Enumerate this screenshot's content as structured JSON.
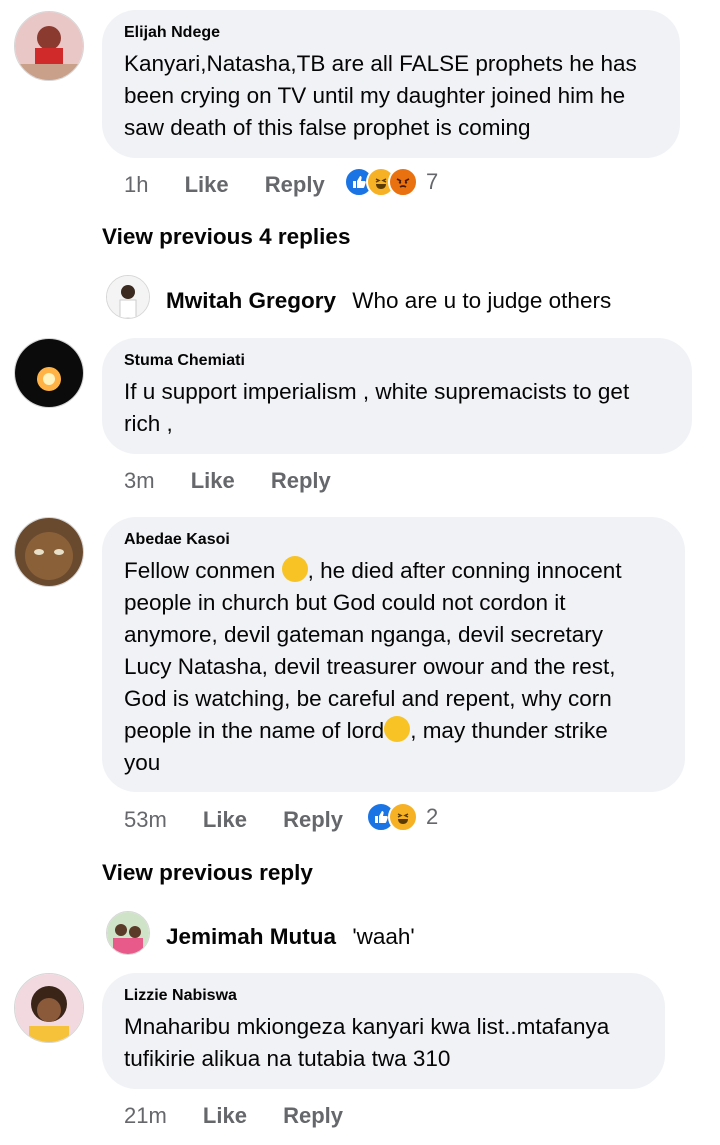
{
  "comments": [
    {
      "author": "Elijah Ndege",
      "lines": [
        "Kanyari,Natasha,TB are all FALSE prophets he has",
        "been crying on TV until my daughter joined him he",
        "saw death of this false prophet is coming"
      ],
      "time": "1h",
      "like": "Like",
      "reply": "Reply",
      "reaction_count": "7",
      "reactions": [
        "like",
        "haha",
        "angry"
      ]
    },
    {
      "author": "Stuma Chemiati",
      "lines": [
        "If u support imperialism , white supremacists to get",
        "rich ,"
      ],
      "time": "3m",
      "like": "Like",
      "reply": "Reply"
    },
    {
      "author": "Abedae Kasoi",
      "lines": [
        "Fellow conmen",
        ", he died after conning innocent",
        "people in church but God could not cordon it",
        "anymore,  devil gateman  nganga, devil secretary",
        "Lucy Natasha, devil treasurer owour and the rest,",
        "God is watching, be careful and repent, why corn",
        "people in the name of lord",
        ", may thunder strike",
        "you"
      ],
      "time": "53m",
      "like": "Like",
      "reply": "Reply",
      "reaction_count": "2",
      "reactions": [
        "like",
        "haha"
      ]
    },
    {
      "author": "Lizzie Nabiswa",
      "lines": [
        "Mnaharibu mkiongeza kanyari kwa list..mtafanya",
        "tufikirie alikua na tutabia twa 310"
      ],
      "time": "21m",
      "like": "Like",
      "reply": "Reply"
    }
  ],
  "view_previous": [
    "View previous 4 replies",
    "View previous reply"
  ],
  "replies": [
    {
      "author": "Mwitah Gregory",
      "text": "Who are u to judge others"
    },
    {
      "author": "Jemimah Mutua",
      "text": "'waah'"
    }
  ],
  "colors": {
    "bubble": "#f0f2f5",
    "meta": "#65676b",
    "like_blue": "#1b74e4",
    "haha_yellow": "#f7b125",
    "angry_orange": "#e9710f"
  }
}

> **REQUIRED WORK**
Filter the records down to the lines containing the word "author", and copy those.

> **RESPONSE AREA**
      "author": "Elijah Ndege",
      "author": "Stuma Chemiati",
      "author": "Abedae Kasoi",
      "author": "Lizzie Nabiswa",
      "author": "Mwitah Gregory",
      "author": "Jemimah Mutua",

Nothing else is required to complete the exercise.